Please output the entries that follow exactly, without a single image.

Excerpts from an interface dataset
════
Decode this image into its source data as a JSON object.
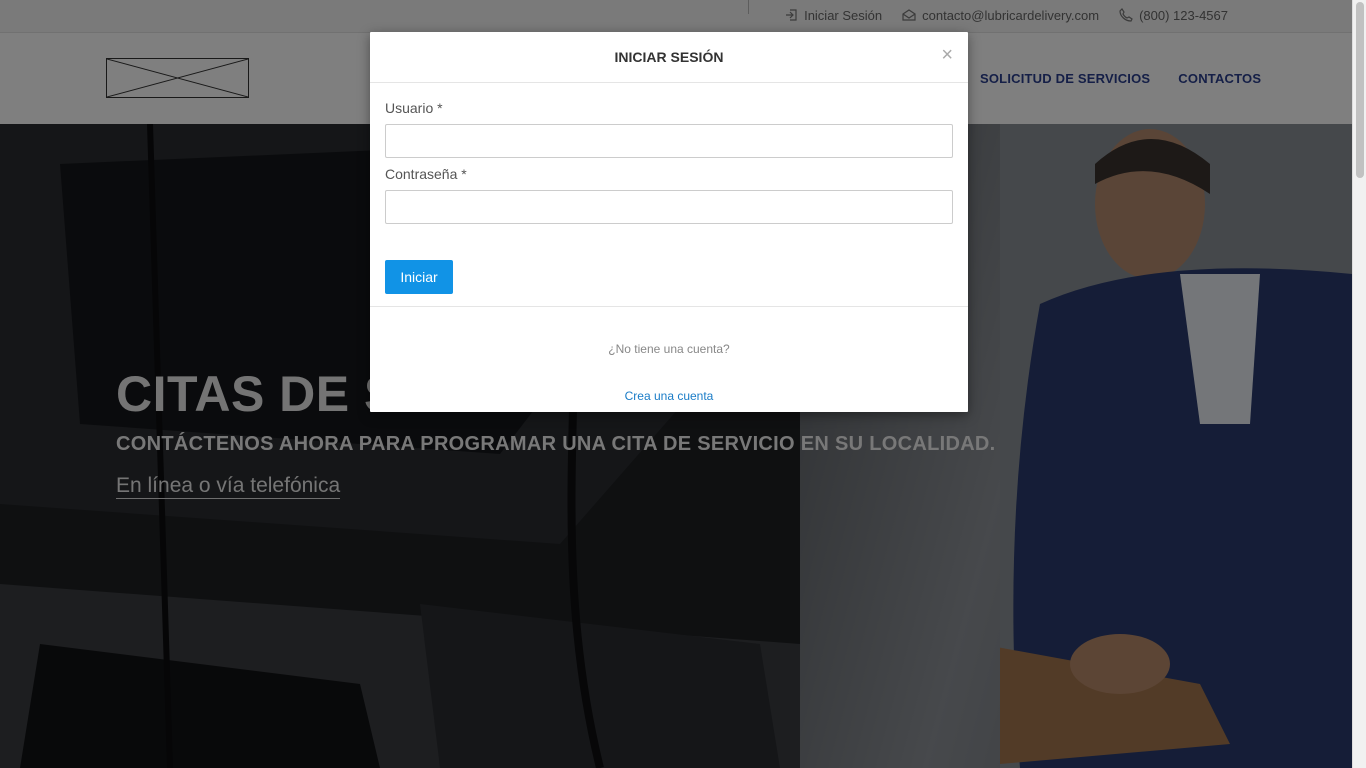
{
  "topbar": {
    "login_label": "Iniciar Sesión",
    "email": "contacto@lubricardelivery.com",
    "phone": "(800) 123-4567",
    "icons": [
      "login-icon",
      "envelope-icon",
      "phone-icon"
    ]
  },
  "header": {
    "nav": [
      "SOLICITUD DE SERVICIOS",
      "CONTACTOS"
    ]
  },
  "hero": {
    "title": "CITAS DE SERVICIO",
    "subtitle": "CONTÁCTENOS AHORA PARA PROGRAMAR UNA CITA DE SERVICIO EN SU LOCALIDAD.",
    "link": "En línea o vía telefónica"
  },
  "modal": {
    "title": "INICIAR SESIÓN",
    "close": "×",
    "username_label": "Usuario *",
    "username_value": "",
    "password_label": "Contraseña *",
    "password_value": "",
    "submit_label": "Iniciar",
    "no_account": "¿No tiene una cuenta?",
    "create_account": "Crea una cuenta"
  },
  "colors": {
    "nav": "#2a3f8f",
    "button": "#1193e6",
    "link": "#1a7cc7"
  }
}
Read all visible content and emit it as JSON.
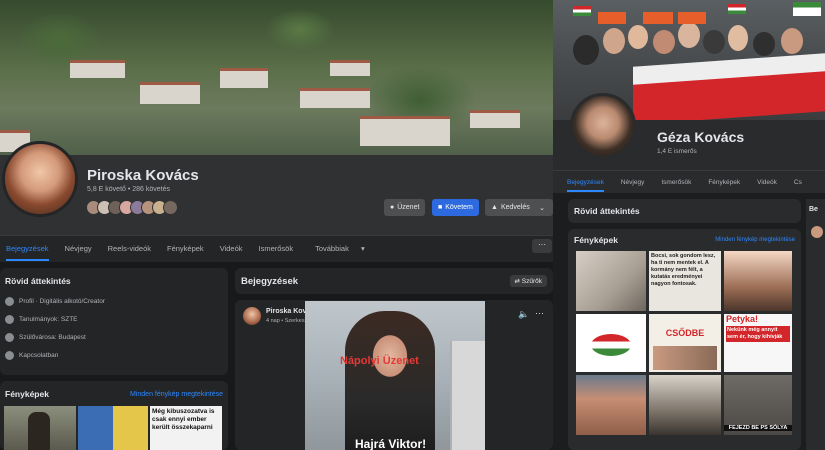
{
  "left_profile": {
    "name": "Piroska Kovács",
    "meta": "5,8 E követő • 286 követés",
    "buttons": {
      "message": "Üzenet",
      "follow": "Követem",
      "likes": "Kedvelés"
    },
    "tabs": [
      "Bejegyzések",
      "Névjegy",
      "Reels-videók",
      "Fényképek",
      "Videók",
      "Ismerősök",
      "Továbbiak"
    ],
    "intro": {
      "title": "Rövid áttekintés",
      "rows": [
        "Profil · Digitális alkotó/Creator",
        "Tanulmányok: SZTE",
        "Szülővárosa: Budapest",
        "Kapcsolatban"
      ]
    },
    "photos": {
      "title": "Fényképek",
      "link": "Minden fénykép megtekintése",
      "tile_text": "Még kibuszozatva is csak ennyi ember került összekaparni"
    },
    "posts": {
      "title": "Bejegyzések",
      "filters": "Szűrők",
      "post_author": "Piroska Kovács · Követem",
      "post_time": "4 nap • Szerkesztve",
      "video_text_top": "Nápolyi Üzenet",
      "video_text_bottom": "Hajrá Viktor!"
    },
    "colors": {
      "accent": "#2d88ff",
      "follow_button": "#2d6adf",
      "video_red": "#e53935"
    }
  },
  "right_profile": {
    "name": "Géza Kovács",
    "meta": "1,4 E ismerős",
    "tabs": [
      "Bejegyzések",
      "Névjegy",
      "Ismerősök",
      "Fényképek",
      "Videók",
      "Cs"
    ],
    "intro": {
      "title": "Rövid áttekintés"
    },
    "photos": {
      "title": "Fényképek",
      "link": "Minden fénykép megtekintése",
      "tile_texts": [
        "Bocsi, sok gondom lesz, ha ti nem mentek el. A kormány nem félt, a kutatás eredményei nagyon fontosak.",
        "CSŐDBE",
        "Petyka!",
        "Nekünk még annyit sem ér, hogy kihívják",
        "FEJEZD BE PS SÓLYA"
      ]
    },
    "side_label": "Be",
    "colors": {
      "accent": "#2d88ff",
      "banner_red": "#d3262a"
    }
  }
}
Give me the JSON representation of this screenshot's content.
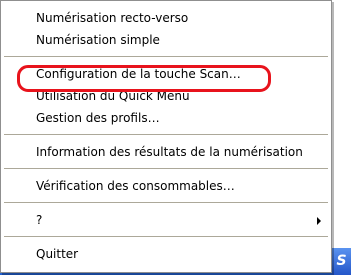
{
  "menu": {
    "items": [
      {
        "label": "Numérisation recto-verso"
      },
      {
        "label": "Numérisation simple"
      },
      {
        "label": "Configuration de la touche Scan…"
      },
      {
        "label": "Utilisation du Quick Menu"
      },
      {
        "label": "Gestion des profils…"
      },
      {
        "label": "Information des résultats de la numérisation"
      },
      {
        "label": "Vérification des consommables…"
      },
      {
        "label": "?"
      },
      {
        "label": "Quitter"
      }
    ],
    "submenu_arrow_icon": "chevron-right-icon"
  },
  "tray": {
    "icon_glyph": "S",
    "icon_name": "scanner-tray-icon"
  },
  "highlight": {
    "color": "#e8131c",
    "target": "Configuration de la touche Scan…"
  },
  "colors": {
    "menu_border": "#8f8f8f",
    "separator": "#aca899",
    "taskbar": "#2a62d6"
  }
}
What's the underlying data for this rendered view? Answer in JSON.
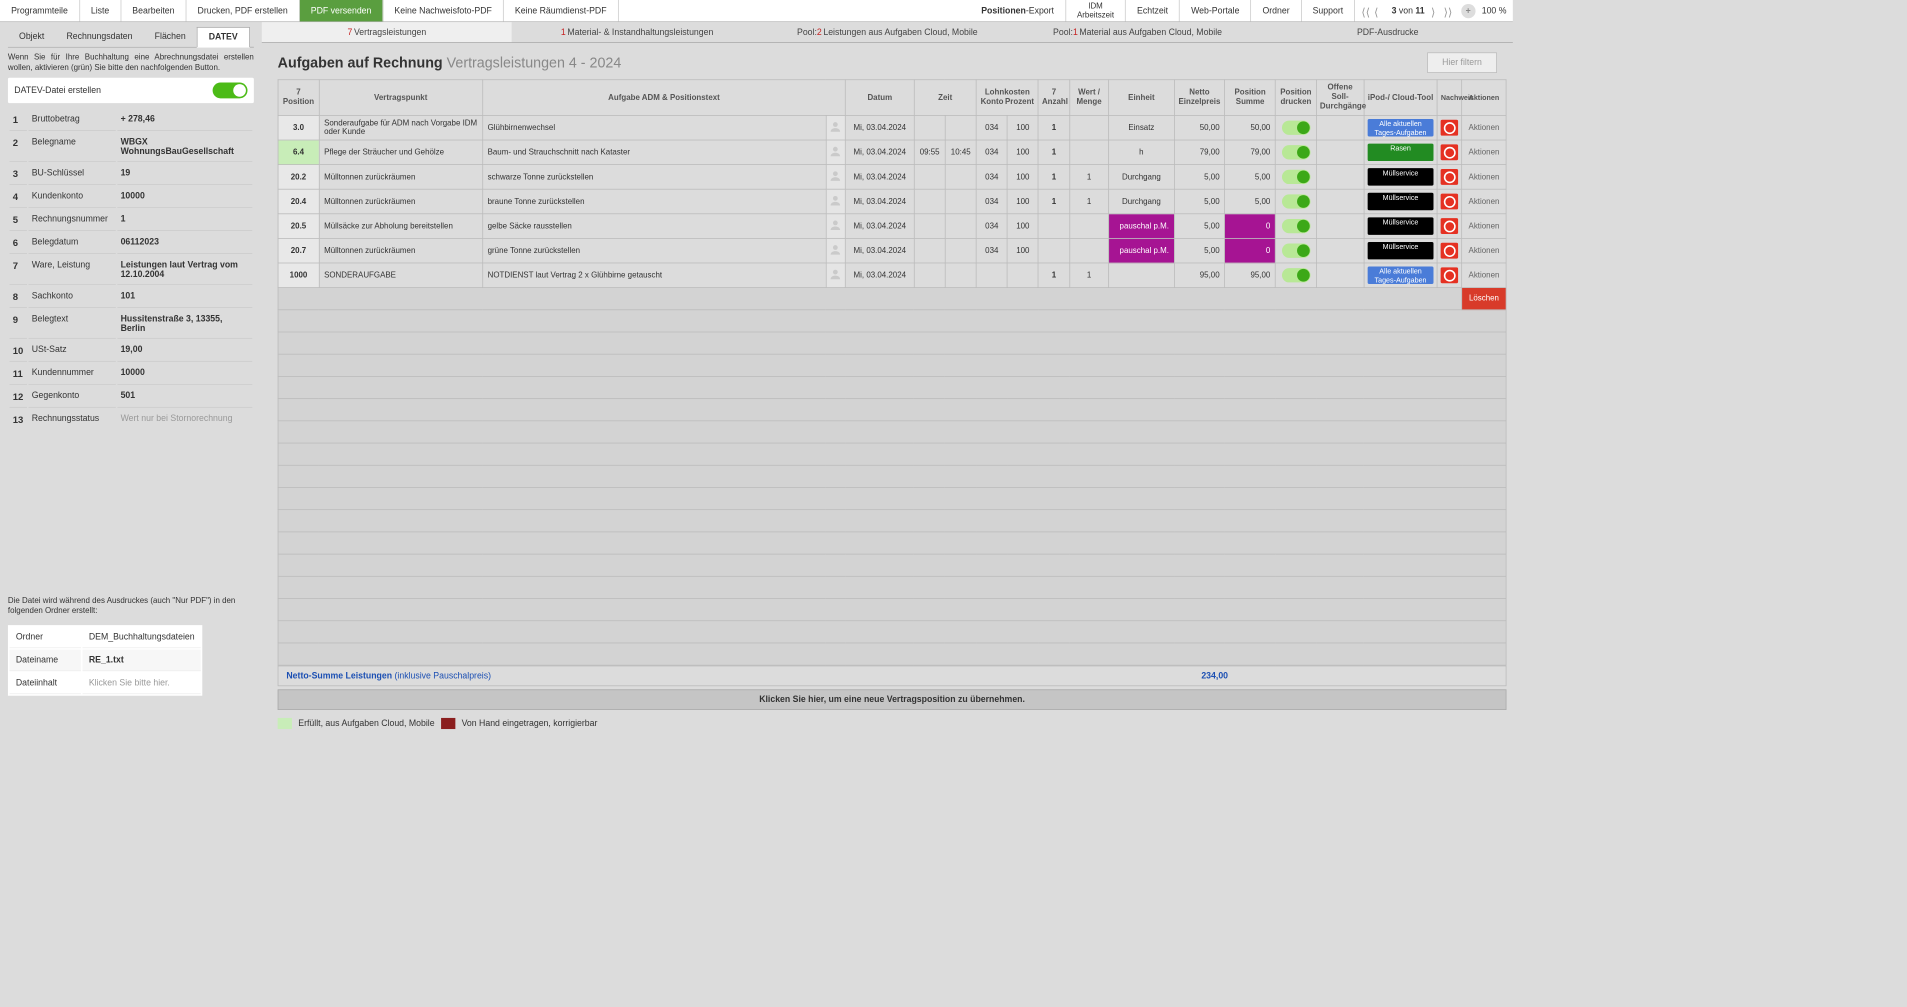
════
RESPONSE:
Decode this image into its source data as a JSON object.
{
  "topbar": {
    "login_label": "Iniciar Sesión",
    "email": "contacto@lubricardelivery.com",
    "phone": "(800) 123-4567",
    "icons": [
      "login-icon",
      "envelope-icon",
      "phone-icon"
    ]
  },
  "header": {
    "nav": [
      "SOLICITUD DE SERVICIOS",
      "CONTACTOS"
    ]
  },
  "hero": {
    "title": "CITAS DE SERVICIO",
    "subtitle": "CONTÁCTENOS AHORA PARA PROGRAMAR UNA CITA DE SERVICIO EN SU LOCALIDAD.",
    "link": "En línea o vía telefónica"
  },
  "modal": {
    "title": "INICIAR SESIÓN",
    "close": "×",
    "username_label": "Usuario *",
    "username_value": "",
    "password_label": "Contraseña *",
    "password_value": "",
    "submit_label": "Iniciar",
    "no_account": "¿No tiene una cuenta?",
    "create_account": "Crea una cuenta"
  },
  "colors": {
    "nav": "#2a3f8f",
    "button": "#1193e6",
    "link": "#1a7cc7"
  }
}
Read all visible content and emit it as JSON.
{
  "left_profile": {
    "name": "Piroska Kovács",
    "meta": "5,8 E követő • 286 követés",
    "buttons": {
      "message": "Üzenet",
      "follow": "Követem",
      "likes": "Kedvelés"
    },
    "tabs": [
      "Bejegyzések",
      "Névjegy",
      "Reels-videók",
      "Fényképek",
      "Videók",
      "Ismerősök",
      "Továbbiak"
    ],
    "intro": {
      "title": "Rövid áttekintés",
      "rows": [
        "Profil · Digitális alkotó/Creator",
        "Tanulmányok: SZTE",
        "Szülővárosa: Budapest",
        "Kapcsolatban"
      ]
    },
    "photos": {
      "title": "Fényképek",
      "link": "Minden fénykép megtekintése",
      "tile_text": "Még kibuszozatva is csak ennyi ember került összekaparni"
    },
    "posts": {
      "title": "Bejegyzések",
      "filters": "Szűrők",
      "post_author": "Piroska Kovács · Követem",
      "post_time": "4 nap • Szerkesztve",
      "video_text_top": "Nápolyi Üzenet",
      "video_text_bottom": "Hajrá Viktor!"
    },
    "colors": {
      "accent": "#2d88ff",
      "follow_button": "#2d6adf",
      "video_red": "#e53935"
    }
  },
  "right_profile": {
    "name": "Géza Kovács",
    "meta": "1,4 E ismerős",
    "tabs": [
      "Bejegyzések",
      "Névjegy",
      "Ismerősök",
      "Fényképek",
      "Videók",
      "Cs"
    ],
    "intro": {
      "title": "Rövid áttekintés"
    },
    "photos": {
      "title": "Fényképek",
      "link": "Minden fénykép megtekintése",
      "tile_texts": [
        "Bocsi, sok gondom lesz, ha ti nem mentek el. A kormány nem félt, a kutatás eredményei nagyon fontosak.",
        "CSŐDBE",
        "Petyka!",
        "Nekünk még annyit sem ér, hogy kihívják",
        "FEJEZD BE PS SÓLYA"
      ]
    },
    "side_label": "Be",
    "colors": {
      "accent": "#2d88ff",
      "banner_red": "#d3262a"
    }
  }
}
Give me the JSON representation of this screenshot's content.
{
  "menu": {
    "items": [
      {
        "label": "Numérisation recto-verso"
      },
      {
        "label": "Numérisation simple"
      },
      {
        "label": "Configuration de la touche Scan…"
      },
      {
        "label": "Utilisation du Quick Menu"
      },
      {
        "label": "Gestion des profils…"
      },
      {
        "label": "Information des résultats de la numérisation"
      },
      {
        "label": "Vérification des consommables…"
      },
      {
        "label": "?"
      },
      {
        "label": "Quitter"
      }
    ],
    "submenu_arrow_icon": "chevron-right-icon"
  },
  "tray": {
    "icon_glyph": "S",
    "icon_name": "scanner-tray-icon"
  },
  "highlight": {
    "color": "#e8131c",
    "target": "Configuration de la touche Scan…"
  },
  "colors": {
    "menu_border": "#8f8f8f",
    "separator": "#aca899",
    "taskbar": "#2a62d6"
  }
}
What's the underlying data for this rendered view? Answer in JSON.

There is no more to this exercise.